It seems like book reviews have taken over my blog lately, with several more on the way, including the two I said would take over my blog, once I get either the inspiration or the wherewithal to write them.
But until then, please enjoy this…book review, yet another selection from Rebekah Koontz‘s Blog Book Club: Paper Towns by John Green.
In a similar vein to An Abundance of Katherines, the last novel I read by Green, Paper Towns features an angsty teenage protagonist and his quirky friends withering away, or attempting not to, in suburbia – Orlando, in this case, rather than Chicago. The protagonist himself is pretty forgettable in comparison to his friends – I actually had to sit and think for a moment to remember that his first name was Quentin – Ben, the hopeless romantic; Radar, the token black character who happens to be a supergenius; and Margo Roth Spiegelman, who might just be my favorite John Green kick-ass, way-too-smart high-schooler yet. The adult characters are kind of there; the only ones that get much development are the Spiegelman parents, who are way uptight, and Quentin’s parents, who seem way too chilled out. Also of note: a character actually has a sibling ::gasp:: for the first time I’ve seen so far in the John Green-iverse, Margo’s sister Ruthie, who probably could have contributed more to the plot than she actually did.
Basically, the book can be broken up into three sections: Margo and Quentin’s Night of Shenanigans, Margo Disappears and Apparently This Is Not a Huge Issue, and The Arbitrary But Fun Odyssey.
In Margo and Quentin’s Night of Shenanigans, we meet most of the characters when Margo commandeers Quentin into doing a bunch of shit for her to get back at people. I enjoyed this part, even though, like Quentin, I had no idea what was going on. A little more backstory would have been beneficial, but we learn enough later that it’s not too much of an issue. Then, Margo Disappears and Apparently This Is Not a Huge Issue, well, except to Quentin. Seriously, after a few chapters, even Margo’s parents seem to accept the fact that their daughter, despite being 18 years old, has skipped town before her high school graduation. No one but Quentin is even looking for her. Eventually, he ropes in a crew consisting of Ben, Radar, and this girl Lacey who Margo “got back at” but must be a better person than Margo gives her credit for, because they all ditch their high school graduation on the morning before it happens to take Quentin’s new car on The Arbitrary But Fun Odyssey to track down Margo based on a few clues that may or may not lead them to her. Despite the cringe-worthy second section, this section is actually quite well-written and exciting; the trip merits an hour-by-hour breakdown, in a completely different, travelogue-like style as the quartet make their way up the East Coast in search of their friend. The ending is a bit anti-climactic, but kind of sweet, and ends with enough room for a sequel, should Green ever want to pick it up.

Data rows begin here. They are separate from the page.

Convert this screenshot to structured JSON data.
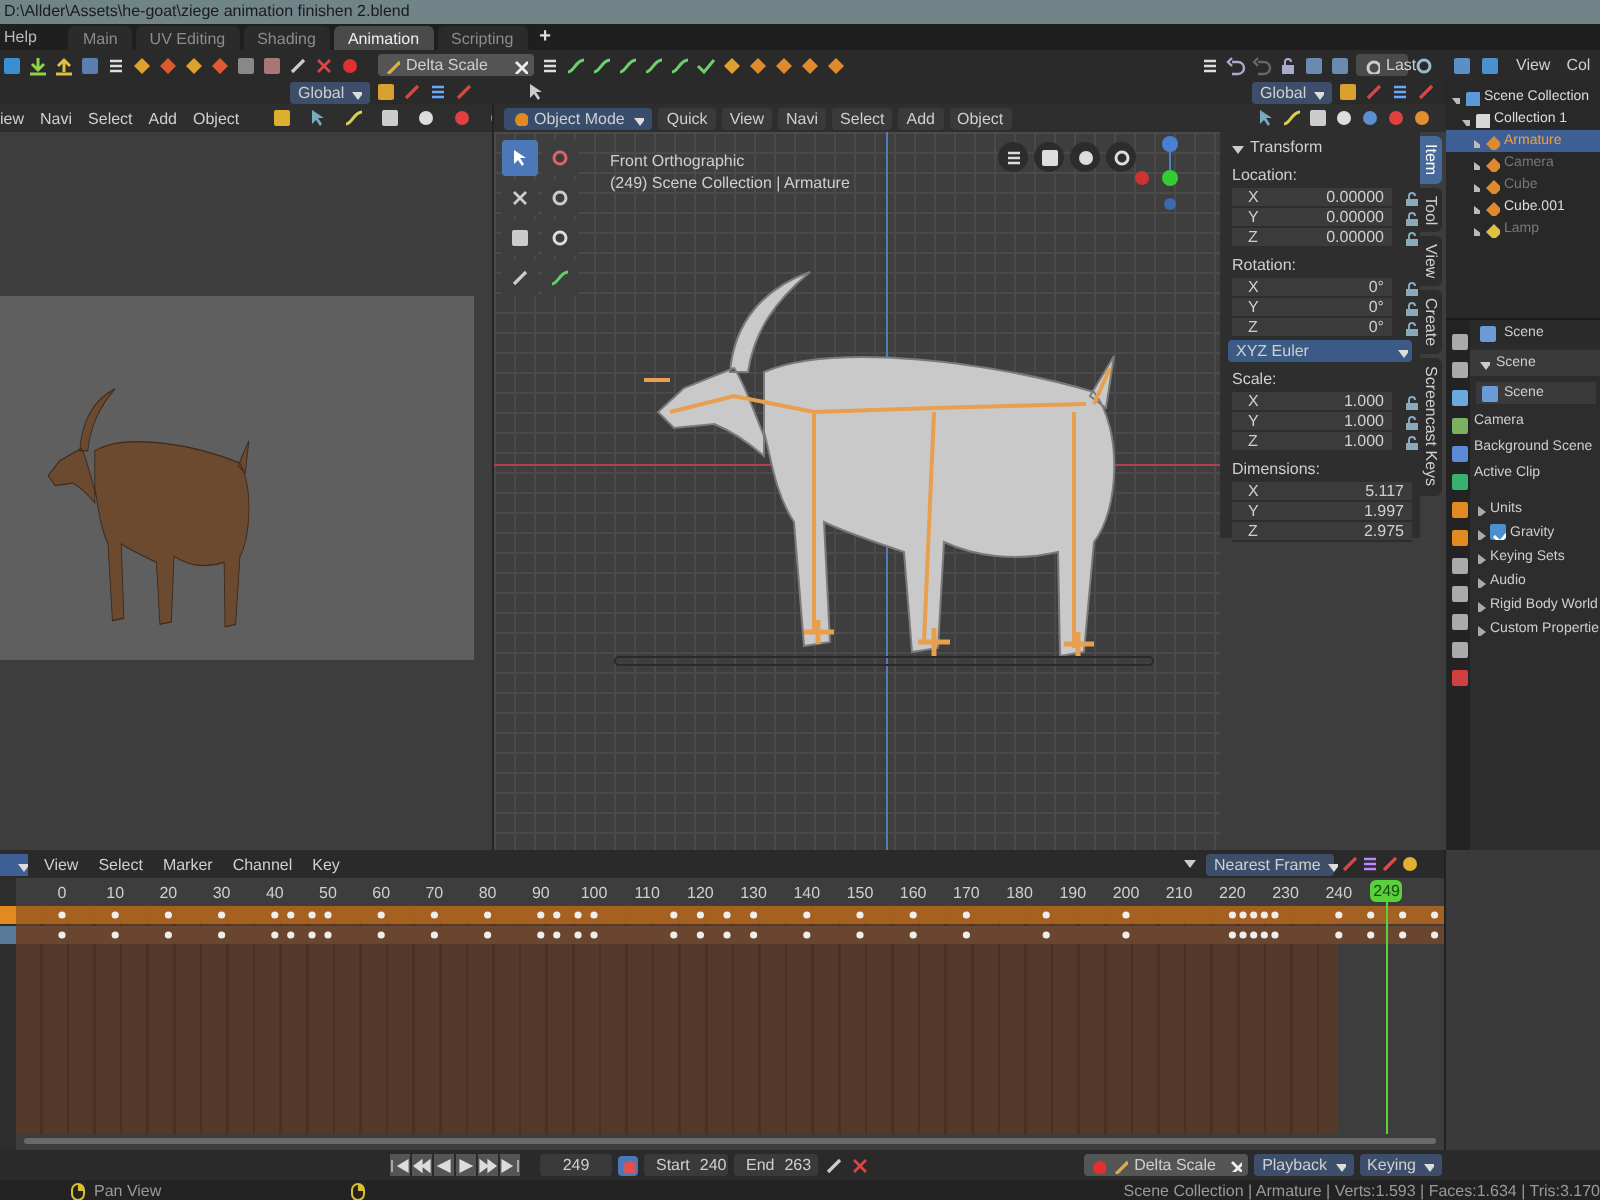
{
  "window": {
    "title": "D:\\Allder\\Assets\\he-goat\\ziege animation finishen 2.blend"
  },
  "menu": {
    "items": [
      "Help"
    ]
  },
  "workspace_tabs": [
    {
      "label": "Main",
      "selected": false
    },
    {
      "label": "UV Editing",
      "selected": false
    },
    {
      "label": "Shading",
      "selected": false
    },
    {
      "label": "Animation",
      "selected": true
    },
    {
      "label": "Scripting",
      "selected": false
    }
  ],
  "add_tab": "+",
  "toolbar": {
    "keying_set": "Delta Scale",
    "last_button": "Last",
    "editor_menu": [
      "View",
      "Col"
    ]
  },
  "orientation": {
    "left": "Global",
    "right": "Global"
  },
  "left_viewport": {
    "menu": [
      "iew",
      "Navi",
      "Select",
      "Add",
      "Object"
    ]
  },
  "main_viewport": {
    "mode": "Object Mode",
    "menu": [
      "Quick",
      "View",
      "Navi",
      "Select",
      "Add",
      "Object"
    ],
    "view_name": "Front Orthographic",
    "info": "(249) Scene Collection | Armature"
  },
  "transform_panel": {
    "title": "Transform",
    "groups": [
      {
        "label": "Location:",
        "lockable": true,
        "rows": [
          {
            "axis": "X",
            "value": "0.00000"
          },
          {
            "axis": "Y",
            "value": "0.00000"
          },
          {
            "axis": "Z",
            "value": "0.00000"
          }
        ]
      },
      {
        "label": "Rotation:",
        "lockable": true,
        "rows": [
          {
            "axis": "X",
            "value": "0°"
          },
          {
            "axis": "Y",
            "value": "0°"
          },
          {
            "axis": "Z",
            "value": "0°"
          }
        ],
        "mode": "XYZ Euler"
      },
      {
        "label": "Scale:",
        "lockable": true,
        "rows": [
          {
            "axis": "X",
            "value": "1.000"
          },
          {
            "axis": "Y",
            "value": "1.000"
          },
          {
            "axis": "Z",
            "value": "1.000"
          }
        ]
      },
      {
        "label": "Dimensions:",
        "lockable": false,
        "rows": [
          {
            "axis": "X",
            "value": "5.117"
          },
          {
            "axis": "Y",
            "value": "1.997"
          },
          {
            "axis": "Z",
            "value": "2.975"
          }
        ]
      }
    ]
  },
  "sidebar_tabs": [
    {
      "label": "Item",
      "selected": true
    },
    {
      "label": "Tool",
      "selected": false
    },
    {
      "label": "View",
      "selected": false
    },
    {
      "label": "Create",
      "selected": false
    },
    {
      "label": "Screencast Keys",
      "selected": false
    }
  ],
  "outliner": {
    "items": [
      {
        "label": "Scene Collection",
        "selected": false,
        "visible": true,
        "children": [
          {
            "label": "Collection 1",
            "selected": false,
            "visible": true,
            "children": [
              {
                "label": "Armature",
                "selected": true,
                "visible": true
              },
              {
                "label": "Camera",
                "selected": false,
                "visible": false
              },
              {
                "label": "Cube",
                "selected": false,
                "visible": false
              },
              {
                "label": "Cube.001",
                "selected": false,
                "visible": true
              },
              {
                "label": "Lamp",
                "selected": false,
                "visible": false
              }
            ]
          }
        ]
      }
    ]
  },
  "properties": {
    "header": "Scene",
    "panel": "Scene",
    "scene_field": "Scene",
    "fields": [
      "Camera",
      "Background Scene",
      "Active Clip"
    ],
    "subpanels": [
      {
        "kind": "panel",
        "label": "Units"
      },
      {
        "kind": "checkbox",
        "label": "Gravity",
        "checked": true
      },
      {
        "kind": "panel",
        "label": "Keying Sets"
      },
      {
        "kind": "panel",
        "label": "Audio"
      },
      {
        "kind": "panel",
        "label": "Rigid Body World"
      },
      {
        "kind": "panel",
        "label": "Custom Propertie"
      }
    ]
  },
  "timeline": {
    "menu": [
      "View",
      "Select",
      "Marker",
      "Channel",
      "Key"
    ],
    "snap": "Nearest Frame",
    "ruler": [
      "0",
      "10",
      "20",
      "30",
      "40",
      "50",
      "60",
      "70",
      "80",
      "90",
      "100",
      "110",
      "120",
      "130",
      "140",
      "150",
      "160",
      "170",
      "180",
      "190",
      "200",
      "210",
      "220",
      "230",
      "240"
    ],
    "current_frame": "249"
  },
  "playback": {
    "frame": "249",
    "start_label": "Start",
    "start": "240",
    "end_label": "End",
    "end": "263",
    "keying_set": "Delta Scale",
    "menus": [
      "Playback",
      "Keying"
    ]
  },
  "status_bar": {
    "hint": "Pan View",
    "stats": "Scene Collection | Armature | Verts:1.593 | Faces:1.634 | Tris:3.170"
  }
}
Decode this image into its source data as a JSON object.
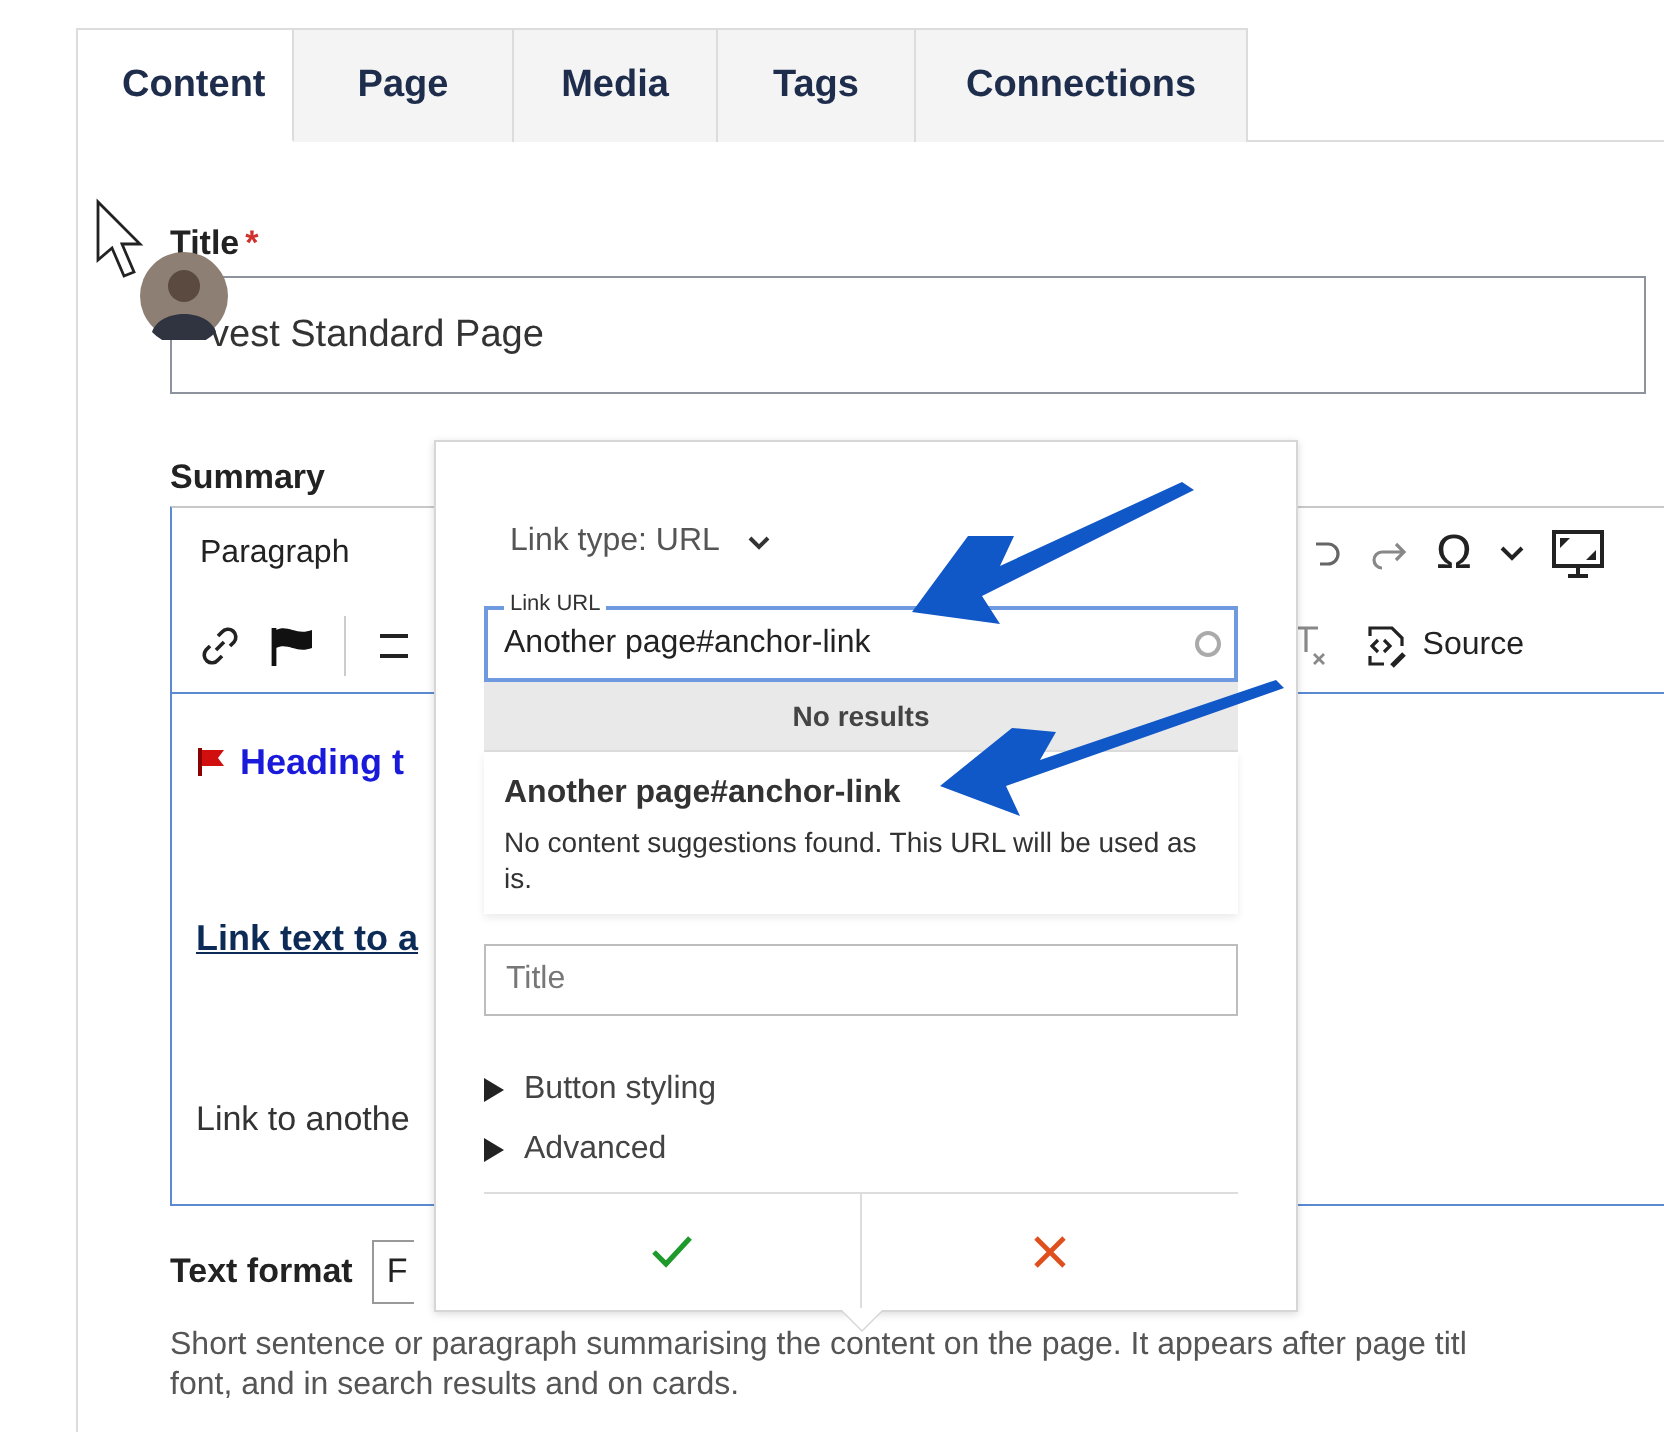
{
  "tabs": [
    {
      "label": "Content",
      "selected": true
    },
    {
      "label": "Page",
      "selected": false
    },
    {
      "label": "Media",
      "selected": false
    },
    {
      "label": "Tags",
      "selected": false
    },
    {
      "label": "Connections",
      "selected": false
    }
  ],
  "title_field": {
    "label": "Title",
    "required_mark": "*",
    "value": "vest Standard Page"
  },
  "summary": {
    "label": "Summary",
    "block_format": "Paragraph",
    "special_characters": "Ω",
    "source_button": "Source",
    "content": [
      {
        "kind": "heading",
        "text": "Heading t"
      },
      {
        "kind": "link",
        "text": "Link text to a"
      },
      {
        "kind": "paragraph",
        "text": "Link to anothe"
      }
    ]
  },
  "text_format": {
    "label": "Text format",
    "value": "F"
  },
  "help_text": [
    "Short sentence or paragraph summarising the content on the page. It appears after page titl",
    "font, and in search results and on cards."
  ],
  "link_popover": {
    "link_type": "Link type: URL",
    "url_field": {
      "label": "Link URL",
      "value": "Another page#anchor-link"
    },
    "results_header": "No results",
    "suggestion": {
      "title": "Another page#anchor-link",
      "description": "No content suggestions found. This URL will be used as is."
    },
    "title_field": {
      "placeholder": "Title"
    },
    "sections": [
      {
        "label": "Button styling",
        "expanded": false
      },
      {
        "label": "Advanced",
        "expanded": false
      }
    ]
  }
}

The verdict: much better than An Abundance of Katherines, in every way. More interesting characters, better-thought-out situations, and some of the Mental Floss quirkiness that I would expect from John Green. I’d definitely recommend this as a beach read, or an any day read. Not much else. Thumbs up.
“It’s a penis,” Margo said, “in the same sense that Rhode Island is a state: it may have an illustrious history, but it sure isn’t big.”
This book review has been brought to you by Northwestern University Library, and Rebekah Koontz, of course. I already have next month’s book on the way.